Because your accountant plays a key role in the functioning of your business or company, in addition to managing the company accounts, they also ensure that your operations are in compliance with tax legislation and help you to operate tax as efficiently as possible, the relationship between a contractor and accountant is critical to the success and profitability of your limited company. If you are able to find the right accountant for your company, it will be a win-win situation for both you and the accountant. As a small business, you will be able to benefit from the accountant's knowledge and skills, while the accountant will benefit from your working style and will be able to make tailored recommendations to extract the most value from your efforts.
However, there are instances when you as a small business owner may feel the need to switch accountants for a variety of reasons, including:
- You are spending much too much: While you are busy working day and night to grow your business, take a moment to check if your hard-earned money is going to the proper place, i.e. if you are getting a service that is worth the money you spend. If you believe your accountant is costing you a fortune, it is probably time to shop about. Now that you are looking for or considering replacing your accountant, you must look for someone who is a better package than the prior one in terms of expertise and ability.
- Every time you request guidance from your accountant, you will be charged: To manage your business efficiently and properly, you must make sure that your tax returns are filed on time, with the correct amount of tax, and that you claim everything you are entitled to. And if you have to pay the accountant each time you consult him, it's a sign that you should start looking for alternatives.
- You must schedule an appointment with your accountant: When you're self-employed, you have a lot on your plate, and taking time out of your schedule to see your accountant requires not only work, but also time that you could be spending on something more productive. Visiting your accountant on a regular basis is also not a good indicator for your firm.
- Your accountant baffles you with a never-ending stream of jargon: If you have little or little knowledge of accounting, its jargon and terminology will sound no less than French to you, and if your accountant takes advantage of this by throwing intricate jargon at you to confuse you even more, replacing your accountant should be a top priority on your to-do list.

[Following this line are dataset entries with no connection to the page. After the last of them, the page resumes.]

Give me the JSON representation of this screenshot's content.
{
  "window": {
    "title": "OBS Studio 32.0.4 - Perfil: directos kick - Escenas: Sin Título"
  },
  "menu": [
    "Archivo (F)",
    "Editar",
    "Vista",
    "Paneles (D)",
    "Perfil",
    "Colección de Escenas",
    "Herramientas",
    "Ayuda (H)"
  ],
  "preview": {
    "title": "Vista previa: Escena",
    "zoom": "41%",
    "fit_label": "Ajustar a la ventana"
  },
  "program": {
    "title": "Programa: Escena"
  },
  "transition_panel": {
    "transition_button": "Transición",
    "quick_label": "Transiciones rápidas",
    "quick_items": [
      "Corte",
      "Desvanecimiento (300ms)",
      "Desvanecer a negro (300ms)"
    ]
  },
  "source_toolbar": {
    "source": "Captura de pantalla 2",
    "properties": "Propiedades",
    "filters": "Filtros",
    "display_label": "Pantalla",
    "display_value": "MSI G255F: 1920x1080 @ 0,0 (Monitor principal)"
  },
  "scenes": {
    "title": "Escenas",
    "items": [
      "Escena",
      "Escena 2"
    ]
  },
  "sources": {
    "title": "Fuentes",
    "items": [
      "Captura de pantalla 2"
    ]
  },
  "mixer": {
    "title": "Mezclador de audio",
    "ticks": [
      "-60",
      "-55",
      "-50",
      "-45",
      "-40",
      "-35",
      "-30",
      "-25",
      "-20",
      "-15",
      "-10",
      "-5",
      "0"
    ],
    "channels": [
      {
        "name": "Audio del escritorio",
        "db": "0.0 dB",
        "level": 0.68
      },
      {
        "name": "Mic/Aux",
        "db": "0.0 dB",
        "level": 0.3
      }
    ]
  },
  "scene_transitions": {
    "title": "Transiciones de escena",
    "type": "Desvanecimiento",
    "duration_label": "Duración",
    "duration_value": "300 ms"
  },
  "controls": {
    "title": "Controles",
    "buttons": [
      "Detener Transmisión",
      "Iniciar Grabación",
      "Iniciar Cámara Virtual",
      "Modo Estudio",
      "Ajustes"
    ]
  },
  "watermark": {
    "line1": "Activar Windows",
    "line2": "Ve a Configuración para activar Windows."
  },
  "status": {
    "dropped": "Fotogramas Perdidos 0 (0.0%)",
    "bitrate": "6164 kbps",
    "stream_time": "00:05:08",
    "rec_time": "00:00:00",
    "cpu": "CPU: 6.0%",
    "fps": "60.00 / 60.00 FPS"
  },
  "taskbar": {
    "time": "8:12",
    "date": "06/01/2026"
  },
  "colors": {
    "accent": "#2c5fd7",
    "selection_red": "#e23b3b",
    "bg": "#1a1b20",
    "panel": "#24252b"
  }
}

- Your accountant expects you to complete an outdated spreadsheet: The majority of small business owners, freelancers, and contractors find submitting a self-assessment return to be an onerous and scary effort, and they frequently find themselves grappling with the spreadsheet provided by their accountant because it is critical to fill the page accurately. One incorrect move in the spreadsheet can result in the deletion of a crucial formula, which can have a negative impact on the entire spreadsheet. As a result, you'll need an accountant who can assist you in appropriately filling out the self-assessment worksheet, and if your accountant isn't much assistance, you should and must change him as soon as possible.
What is the best way to change your accountant?
Even if changing accountants is not a time-consuming or lengthy operation, it is essential to take the following steps to ensure a smooth transition between the existing and new accountants:
- Inform your present accountant: It's usually best to be on the safe side and notify your accountant of his termination well in advance. In certain ways, doing so will benefit you both. It would enable you to terminate the terms on a positive note and thus make the switching process easier if you provide the accountant adequate time or time as per the agreement to discover an alternate employment for him. Also, you must allow your previous accountant to talk with your new one, as the former is responsible for handing over any documents. It is always preferable to phone your accountant and inform him of his replacement. If you don't want to have this painful chat, you can always let him know by sending him an email, unless a handwritten letter is a required means of contact. You should also include any work-related expectations that the former accountant must meet before being released from his or her duties.
- Disengagement letter: To ensure a smooth transition, your previous accountant must provide a disengagement letter, which is a professional document that contains specifics of all the work he has accomplished, as well as crucial details and information. Before your prior accountant leaves, you must obtain the following facts and details:
- Financial statements in their entirety, including complete profit and loss accounts.
- All accounts must be reconciled in the bank.
- Stock and work-in-progress summaries.
- Copies of the Corporation Tax computations are available upon request.
- Fixed assets, trade debtors, bad debt provisions, prepayments by other debtors, trade creditors, accruals, other creditors, and capital account movements are all examined.
- HMRC released Form CT620 for the most recent accounting period.
- Any information that could have an impact on the company's future liabilities.
- A copy of the most recent CT600, as well as any extra pages, must be submitted.
- The accountant sent a confirmation of disengagement.